Every line of the entries below that carries the string "exited" should be copied.

BEGIN Supplied data

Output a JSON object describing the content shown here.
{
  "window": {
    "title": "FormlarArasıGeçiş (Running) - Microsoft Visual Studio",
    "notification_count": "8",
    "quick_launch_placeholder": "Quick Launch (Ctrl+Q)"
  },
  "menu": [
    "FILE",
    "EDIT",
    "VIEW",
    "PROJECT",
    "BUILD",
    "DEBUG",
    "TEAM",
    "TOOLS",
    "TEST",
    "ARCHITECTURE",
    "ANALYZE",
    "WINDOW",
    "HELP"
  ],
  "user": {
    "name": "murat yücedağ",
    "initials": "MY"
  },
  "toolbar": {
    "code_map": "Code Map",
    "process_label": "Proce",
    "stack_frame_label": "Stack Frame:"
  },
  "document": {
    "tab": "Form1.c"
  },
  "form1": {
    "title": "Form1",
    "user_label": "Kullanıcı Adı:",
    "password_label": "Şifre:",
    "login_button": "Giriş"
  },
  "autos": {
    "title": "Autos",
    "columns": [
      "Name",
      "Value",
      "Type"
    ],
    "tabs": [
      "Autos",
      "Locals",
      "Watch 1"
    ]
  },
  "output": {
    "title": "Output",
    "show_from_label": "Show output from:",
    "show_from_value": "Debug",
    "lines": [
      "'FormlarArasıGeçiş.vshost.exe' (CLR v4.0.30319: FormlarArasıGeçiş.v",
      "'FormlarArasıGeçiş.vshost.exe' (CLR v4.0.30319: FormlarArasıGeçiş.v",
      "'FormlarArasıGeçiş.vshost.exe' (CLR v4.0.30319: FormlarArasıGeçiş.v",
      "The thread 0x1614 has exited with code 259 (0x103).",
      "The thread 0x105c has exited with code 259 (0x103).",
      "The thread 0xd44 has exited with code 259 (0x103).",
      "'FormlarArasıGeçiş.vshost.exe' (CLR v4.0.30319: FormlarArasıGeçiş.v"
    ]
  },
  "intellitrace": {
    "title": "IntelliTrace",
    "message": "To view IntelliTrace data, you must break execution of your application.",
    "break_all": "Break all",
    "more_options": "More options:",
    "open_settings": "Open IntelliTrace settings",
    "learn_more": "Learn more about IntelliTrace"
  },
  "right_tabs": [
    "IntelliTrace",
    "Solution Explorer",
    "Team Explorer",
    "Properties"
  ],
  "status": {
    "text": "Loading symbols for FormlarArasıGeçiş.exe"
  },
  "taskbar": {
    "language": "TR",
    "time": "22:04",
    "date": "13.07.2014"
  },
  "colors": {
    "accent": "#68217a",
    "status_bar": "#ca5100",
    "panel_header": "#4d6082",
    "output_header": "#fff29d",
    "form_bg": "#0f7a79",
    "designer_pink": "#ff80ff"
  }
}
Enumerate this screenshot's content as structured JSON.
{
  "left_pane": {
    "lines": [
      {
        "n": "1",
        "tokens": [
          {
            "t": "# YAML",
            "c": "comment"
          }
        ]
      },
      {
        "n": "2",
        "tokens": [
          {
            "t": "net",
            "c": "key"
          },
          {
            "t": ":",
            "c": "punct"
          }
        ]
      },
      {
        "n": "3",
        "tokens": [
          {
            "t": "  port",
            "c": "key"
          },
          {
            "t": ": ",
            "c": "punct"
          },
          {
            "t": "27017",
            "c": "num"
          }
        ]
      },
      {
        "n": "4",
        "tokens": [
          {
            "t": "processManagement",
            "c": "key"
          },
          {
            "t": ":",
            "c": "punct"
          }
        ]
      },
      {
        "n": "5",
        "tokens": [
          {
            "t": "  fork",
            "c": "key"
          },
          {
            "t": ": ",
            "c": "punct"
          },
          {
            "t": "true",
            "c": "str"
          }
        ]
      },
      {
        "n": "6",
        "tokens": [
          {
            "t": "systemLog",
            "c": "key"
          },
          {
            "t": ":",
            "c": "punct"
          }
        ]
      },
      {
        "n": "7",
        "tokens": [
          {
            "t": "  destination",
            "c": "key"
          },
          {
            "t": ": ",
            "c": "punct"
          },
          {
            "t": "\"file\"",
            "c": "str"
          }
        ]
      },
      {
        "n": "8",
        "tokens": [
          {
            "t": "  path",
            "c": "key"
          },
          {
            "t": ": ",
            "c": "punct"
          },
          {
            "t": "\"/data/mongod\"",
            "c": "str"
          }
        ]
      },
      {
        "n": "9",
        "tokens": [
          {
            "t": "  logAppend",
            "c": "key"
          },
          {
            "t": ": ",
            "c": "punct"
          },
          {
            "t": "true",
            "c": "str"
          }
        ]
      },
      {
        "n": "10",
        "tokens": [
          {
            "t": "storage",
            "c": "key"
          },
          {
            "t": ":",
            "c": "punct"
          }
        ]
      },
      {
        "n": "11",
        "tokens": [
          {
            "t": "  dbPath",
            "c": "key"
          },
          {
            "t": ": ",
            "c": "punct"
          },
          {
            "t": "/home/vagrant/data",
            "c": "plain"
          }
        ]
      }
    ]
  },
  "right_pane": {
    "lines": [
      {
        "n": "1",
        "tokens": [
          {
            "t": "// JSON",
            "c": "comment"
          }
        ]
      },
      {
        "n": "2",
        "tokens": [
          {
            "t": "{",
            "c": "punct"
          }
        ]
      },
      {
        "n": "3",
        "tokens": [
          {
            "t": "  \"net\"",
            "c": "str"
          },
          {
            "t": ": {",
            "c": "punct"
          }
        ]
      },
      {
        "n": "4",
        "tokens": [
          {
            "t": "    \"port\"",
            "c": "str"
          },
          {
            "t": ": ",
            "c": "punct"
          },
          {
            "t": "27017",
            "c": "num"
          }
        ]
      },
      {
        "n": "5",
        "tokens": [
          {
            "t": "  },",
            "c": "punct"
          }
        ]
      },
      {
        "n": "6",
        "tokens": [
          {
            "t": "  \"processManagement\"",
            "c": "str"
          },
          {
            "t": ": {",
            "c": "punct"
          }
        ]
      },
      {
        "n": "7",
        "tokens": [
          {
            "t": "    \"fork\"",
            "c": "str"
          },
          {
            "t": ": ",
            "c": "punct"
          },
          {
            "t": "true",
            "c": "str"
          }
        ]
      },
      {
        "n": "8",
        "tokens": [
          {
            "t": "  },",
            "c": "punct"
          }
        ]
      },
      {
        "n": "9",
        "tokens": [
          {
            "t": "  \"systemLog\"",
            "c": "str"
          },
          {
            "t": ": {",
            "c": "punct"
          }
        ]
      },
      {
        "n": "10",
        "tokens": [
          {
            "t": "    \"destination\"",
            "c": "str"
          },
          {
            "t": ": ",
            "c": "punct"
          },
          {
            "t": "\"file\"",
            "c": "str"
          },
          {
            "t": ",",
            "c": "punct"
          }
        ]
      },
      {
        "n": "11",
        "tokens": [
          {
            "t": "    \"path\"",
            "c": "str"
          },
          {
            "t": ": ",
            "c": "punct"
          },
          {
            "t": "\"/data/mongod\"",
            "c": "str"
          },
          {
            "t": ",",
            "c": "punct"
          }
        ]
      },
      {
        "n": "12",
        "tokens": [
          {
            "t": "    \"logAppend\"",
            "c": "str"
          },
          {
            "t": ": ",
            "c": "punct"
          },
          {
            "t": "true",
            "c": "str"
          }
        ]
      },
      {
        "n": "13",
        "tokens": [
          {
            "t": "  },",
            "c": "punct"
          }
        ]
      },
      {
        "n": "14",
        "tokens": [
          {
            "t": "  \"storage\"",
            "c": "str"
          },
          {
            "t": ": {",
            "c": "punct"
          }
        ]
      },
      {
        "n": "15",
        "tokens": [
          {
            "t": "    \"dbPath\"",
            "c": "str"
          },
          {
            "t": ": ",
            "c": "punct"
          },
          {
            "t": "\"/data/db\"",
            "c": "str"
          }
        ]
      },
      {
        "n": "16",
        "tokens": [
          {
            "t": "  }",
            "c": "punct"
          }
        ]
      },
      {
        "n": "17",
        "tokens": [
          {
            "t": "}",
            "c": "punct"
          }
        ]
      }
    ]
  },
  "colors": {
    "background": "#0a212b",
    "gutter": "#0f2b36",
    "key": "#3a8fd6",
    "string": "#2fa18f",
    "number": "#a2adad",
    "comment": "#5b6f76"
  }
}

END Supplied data

• _Task output_
      "The thread 0x1614 has exited with code 259 (0x103).",
      "The thread 0x105c has exited with code 259 (0x103).",
      "The thread 0xd44 has exited with code 259 (0x103).",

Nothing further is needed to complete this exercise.